┌─ Material for this exercise

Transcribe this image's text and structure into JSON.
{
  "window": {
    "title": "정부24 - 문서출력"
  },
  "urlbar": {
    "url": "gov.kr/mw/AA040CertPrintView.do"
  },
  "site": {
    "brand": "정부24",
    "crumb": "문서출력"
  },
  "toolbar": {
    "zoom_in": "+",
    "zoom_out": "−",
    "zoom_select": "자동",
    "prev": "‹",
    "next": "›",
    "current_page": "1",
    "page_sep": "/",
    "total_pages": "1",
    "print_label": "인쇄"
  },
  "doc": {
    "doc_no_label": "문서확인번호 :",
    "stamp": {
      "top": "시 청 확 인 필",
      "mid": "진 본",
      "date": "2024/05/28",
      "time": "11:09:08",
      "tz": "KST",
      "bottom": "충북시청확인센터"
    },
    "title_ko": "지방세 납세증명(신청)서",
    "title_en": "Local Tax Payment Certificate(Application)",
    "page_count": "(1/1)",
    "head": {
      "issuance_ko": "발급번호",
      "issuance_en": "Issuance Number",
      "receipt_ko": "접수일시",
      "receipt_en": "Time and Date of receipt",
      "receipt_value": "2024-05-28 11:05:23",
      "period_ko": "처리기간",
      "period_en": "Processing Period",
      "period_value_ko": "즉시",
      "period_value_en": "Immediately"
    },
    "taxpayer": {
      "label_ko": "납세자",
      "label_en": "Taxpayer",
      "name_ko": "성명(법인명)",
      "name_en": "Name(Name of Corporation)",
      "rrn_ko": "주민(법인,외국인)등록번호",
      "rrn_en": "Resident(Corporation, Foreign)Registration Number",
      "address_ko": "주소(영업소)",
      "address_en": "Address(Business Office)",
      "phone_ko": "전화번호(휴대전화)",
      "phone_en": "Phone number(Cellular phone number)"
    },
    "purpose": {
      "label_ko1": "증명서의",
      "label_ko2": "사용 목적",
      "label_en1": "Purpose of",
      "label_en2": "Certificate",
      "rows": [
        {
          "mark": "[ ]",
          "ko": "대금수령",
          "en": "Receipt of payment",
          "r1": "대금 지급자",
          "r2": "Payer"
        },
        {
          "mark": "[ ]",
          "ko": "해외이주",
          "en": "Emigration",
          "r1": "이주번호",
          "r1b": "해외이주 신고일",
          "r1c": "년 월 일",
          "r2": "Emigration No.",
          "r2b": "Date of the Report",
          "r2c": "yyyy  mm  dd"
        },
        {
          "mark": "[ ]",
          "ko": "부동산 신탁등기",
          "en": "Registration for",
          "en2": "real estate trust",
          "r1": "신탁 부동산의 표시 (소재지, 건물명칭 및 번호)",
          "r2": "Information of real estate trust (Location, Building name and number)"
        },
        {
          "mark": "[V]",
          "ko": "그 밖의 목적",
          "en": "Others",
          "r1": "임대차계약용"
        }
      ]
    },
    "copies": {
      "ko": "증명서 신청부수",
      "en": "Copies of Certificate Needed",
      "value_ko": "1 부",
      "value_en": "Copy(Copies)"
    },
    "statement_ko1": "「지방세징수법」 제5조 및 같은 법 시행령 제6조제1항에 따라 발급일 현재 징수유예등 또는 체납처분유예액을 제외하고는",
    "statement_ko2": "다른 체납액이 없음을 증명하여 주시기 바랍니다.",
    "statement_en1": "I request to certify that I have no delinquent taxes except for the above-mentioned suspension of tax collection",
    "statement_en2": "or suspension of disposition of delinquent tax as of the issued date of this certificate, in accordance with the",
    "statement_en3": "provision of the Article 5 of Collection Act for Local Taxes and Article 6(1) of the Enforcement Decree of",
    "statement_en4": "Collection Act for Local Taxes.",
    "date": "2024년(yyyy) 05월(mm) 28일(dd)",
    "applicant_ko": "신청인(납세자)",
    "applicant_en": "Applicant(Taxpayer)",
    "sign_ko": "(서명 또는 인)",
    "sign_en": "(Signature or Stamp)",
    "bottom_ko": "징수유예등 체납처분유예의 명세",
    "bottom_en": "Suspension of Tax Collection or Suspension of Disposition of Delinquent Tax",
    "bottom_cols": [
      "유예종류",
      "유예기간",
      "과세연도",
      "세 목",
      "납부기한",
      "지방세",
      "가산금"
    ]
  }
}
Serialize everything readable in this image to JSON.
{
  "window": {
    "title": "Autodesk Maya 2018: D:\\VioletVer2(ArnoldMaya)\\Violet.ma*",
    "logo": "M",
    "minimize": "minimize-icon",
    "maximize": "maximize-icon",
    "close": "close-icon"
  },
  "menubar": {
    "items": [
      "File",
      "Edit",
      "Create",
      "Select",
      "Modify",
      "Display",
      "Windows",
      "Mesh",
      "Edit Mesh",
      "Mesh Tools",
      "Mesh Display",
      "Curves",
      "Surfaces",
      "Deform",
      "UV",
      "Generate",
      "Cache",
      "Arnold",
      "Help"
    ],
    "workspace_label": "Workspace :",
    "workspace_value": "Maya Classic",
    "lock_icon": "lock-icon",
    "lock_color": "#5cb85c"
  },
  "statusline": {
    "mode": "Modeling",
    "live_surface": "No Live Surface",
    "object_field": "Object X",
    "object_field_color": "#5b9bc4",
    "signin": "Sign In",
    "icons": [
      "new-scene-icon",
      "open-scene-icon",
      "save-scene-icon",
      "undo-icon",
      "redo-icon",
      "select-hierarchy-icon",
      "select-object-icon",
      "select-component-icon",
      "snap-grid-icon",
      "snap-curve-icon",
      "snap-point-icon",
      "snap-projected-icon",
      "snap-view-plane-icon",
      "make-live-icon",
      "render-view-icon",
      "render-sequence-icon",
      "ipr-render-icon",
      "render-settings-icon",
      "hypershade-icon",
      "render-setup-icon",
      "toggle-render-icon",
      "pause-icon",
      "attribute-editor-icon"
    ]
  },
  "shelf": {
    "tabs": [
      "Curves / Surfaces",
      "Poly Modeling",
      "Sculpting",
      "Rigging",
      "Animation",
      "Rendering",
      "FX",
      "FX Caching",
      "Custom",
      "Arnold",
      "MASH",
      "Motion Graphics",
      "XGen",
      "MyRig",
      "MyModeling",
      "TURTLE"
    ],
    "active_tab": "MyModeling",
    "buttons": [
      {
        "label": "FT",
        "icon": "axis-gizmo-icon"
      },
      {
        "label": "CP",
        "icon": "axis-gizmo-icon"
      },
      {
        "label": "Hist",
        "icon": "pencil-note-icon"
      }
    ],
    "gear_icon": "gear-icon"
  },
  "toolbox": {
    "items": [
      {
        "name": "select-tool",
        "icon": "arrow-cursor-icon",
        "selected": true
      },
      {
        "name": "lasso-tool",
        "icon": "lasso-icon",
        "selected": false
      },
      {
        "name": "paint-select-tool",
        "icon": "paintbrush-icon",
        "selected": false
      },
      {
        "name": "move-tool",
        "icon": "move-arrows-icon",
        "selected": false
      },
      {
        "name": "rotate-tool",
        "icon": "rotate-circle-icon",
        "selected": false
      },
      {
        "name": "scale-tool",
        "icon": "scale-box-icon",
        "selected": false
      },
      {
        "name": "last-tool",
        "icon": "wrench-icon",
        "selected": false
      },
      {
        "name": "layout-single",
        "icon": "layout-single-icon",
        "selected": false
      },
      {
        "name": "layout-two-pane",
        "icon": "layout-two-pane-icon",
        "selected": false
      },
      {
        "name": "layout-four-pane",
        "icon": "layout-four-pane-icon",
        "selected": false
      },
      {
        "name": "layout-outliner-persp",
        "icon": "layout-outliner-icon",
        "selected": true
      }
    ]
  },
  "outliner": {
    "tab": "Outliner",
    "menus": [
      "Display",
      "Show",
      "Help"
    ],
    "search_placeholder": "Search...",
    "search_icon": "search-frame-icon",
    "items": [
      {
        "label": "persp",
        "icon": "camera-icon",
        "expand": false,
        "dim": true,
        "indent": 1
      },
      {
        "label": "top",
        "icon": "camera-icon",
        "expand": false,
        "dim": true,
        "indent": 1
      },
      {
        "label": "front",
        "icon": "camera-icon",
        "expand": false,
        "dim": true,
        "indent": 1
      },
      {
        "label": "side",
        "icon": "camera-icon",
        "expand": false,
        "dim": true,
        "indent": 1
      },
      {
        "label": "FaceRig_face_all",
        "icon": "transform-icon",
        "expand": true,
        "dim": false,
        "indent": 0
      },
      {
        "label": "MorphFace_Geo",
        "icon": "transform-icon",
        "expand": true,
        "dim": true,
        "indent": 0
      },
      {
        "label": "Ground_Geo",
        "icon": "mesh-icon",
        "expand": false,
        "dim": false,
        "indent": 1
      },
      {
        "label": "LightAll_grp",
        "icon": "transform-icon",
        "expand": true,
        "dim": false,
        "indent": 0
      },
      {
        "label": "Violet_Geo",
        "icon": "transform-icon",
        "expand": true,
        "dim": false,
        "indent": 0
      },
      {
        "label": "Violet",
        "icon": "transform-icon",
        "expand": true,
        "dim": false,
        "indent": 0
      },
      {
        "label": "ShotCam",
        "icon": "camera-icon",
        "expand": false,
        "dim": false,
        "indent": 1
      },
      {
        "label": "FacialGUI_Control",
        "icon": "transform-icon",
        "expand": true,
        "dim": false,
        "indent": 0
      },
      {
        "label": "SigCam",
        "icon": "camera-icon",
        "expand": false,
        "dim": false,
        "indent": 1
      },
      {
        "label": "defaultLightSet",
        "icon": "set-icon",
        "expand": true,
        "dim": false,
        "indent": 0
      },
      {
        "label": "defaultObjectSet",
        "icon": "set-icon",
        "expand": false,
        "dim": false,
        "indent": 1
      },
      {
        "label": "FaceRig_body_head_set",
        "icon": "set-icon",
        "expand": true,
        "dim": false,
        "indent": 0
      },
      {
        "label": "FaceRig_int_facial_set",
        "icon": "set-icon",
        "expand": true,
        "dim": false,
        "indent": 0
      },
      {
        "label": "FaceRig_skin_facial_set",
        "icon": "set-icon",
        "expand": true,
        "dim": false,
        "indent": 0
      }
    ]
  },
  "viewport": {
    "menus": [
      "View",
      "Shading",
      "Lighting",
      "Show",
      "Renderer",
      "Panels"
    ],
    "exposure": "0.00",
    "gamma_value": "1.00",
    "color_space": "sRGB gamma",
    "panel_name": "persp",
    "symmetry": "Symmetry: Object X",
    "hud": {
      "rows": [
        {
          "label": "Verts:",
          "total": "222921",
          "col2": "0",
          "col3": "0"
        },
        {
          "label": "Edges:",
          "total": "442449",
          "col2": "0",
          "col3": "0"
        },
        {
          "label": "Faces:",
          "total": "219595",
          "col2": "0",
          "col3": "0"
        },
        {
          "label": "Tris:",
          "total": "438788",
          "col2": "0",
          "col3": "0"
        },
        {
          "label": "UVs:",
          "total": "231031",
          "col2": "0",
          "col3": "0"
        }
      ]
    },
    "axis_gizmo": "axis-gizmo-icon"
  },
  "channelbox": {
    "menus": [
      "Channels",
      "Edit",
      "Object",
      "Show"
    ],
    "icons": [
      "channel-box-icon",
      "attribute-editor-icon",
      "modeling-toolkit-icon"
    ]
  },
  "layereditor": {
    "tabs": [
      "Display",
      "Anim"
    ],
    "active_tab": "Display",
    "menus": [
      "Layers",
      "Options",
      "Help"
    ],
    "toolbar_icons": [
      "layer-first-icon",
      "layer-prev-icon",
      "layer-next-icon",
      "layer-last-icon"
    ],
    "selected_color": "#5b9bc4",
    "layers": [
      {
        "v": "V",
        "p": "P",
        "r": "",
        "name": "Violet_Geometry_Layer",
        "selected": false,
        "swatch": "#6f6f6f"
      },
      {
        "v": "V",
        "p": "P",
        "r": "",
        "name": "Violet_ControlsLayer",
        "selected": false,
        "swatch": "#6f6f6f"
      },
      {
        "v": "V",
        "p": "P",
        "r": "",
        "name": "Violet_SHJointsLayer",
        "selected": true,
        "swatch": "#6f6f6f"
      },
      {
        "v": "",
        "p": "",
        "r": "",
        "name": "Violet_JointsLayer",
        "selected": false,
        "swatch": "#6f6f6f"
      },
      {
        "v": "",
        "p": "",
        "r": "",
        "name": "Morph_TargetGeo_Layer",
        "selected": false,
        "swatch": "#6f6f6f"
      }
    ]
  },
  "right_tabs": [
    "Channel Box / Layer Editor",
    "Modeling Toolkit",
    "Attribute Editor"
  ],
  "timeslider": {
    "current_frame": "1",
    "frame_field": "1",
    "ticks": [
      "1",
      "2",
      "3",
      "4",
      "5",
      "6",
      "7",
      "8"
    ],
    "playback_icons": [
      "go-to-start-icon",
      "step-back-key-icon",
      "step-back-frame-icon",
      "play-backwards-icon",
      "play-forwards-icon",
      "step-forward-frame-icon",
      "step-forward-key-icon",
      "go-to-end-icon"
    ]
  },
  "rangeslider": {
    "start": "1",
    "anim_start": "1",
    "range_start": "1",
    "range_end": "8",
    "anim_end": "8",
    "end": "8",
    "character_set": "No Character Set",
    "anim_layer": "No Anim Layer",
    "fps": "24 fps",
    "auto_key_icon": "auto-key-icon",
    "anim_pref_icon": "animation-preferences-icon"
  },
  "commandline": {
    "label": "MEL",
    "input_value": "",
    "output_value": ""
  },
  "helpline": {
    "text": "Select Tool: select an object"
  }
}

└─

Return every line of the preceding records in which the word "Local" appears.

* [Answer below]
    "title_en": "Local Tax Payment Certificate(Application)",
    "statement_en3": "provision of the Article 5 of Collection Act for Local Taxes and Article 6(1) of the Enforcement Decree of",
    "statement_en4": "Collection Act for Local Taxes.",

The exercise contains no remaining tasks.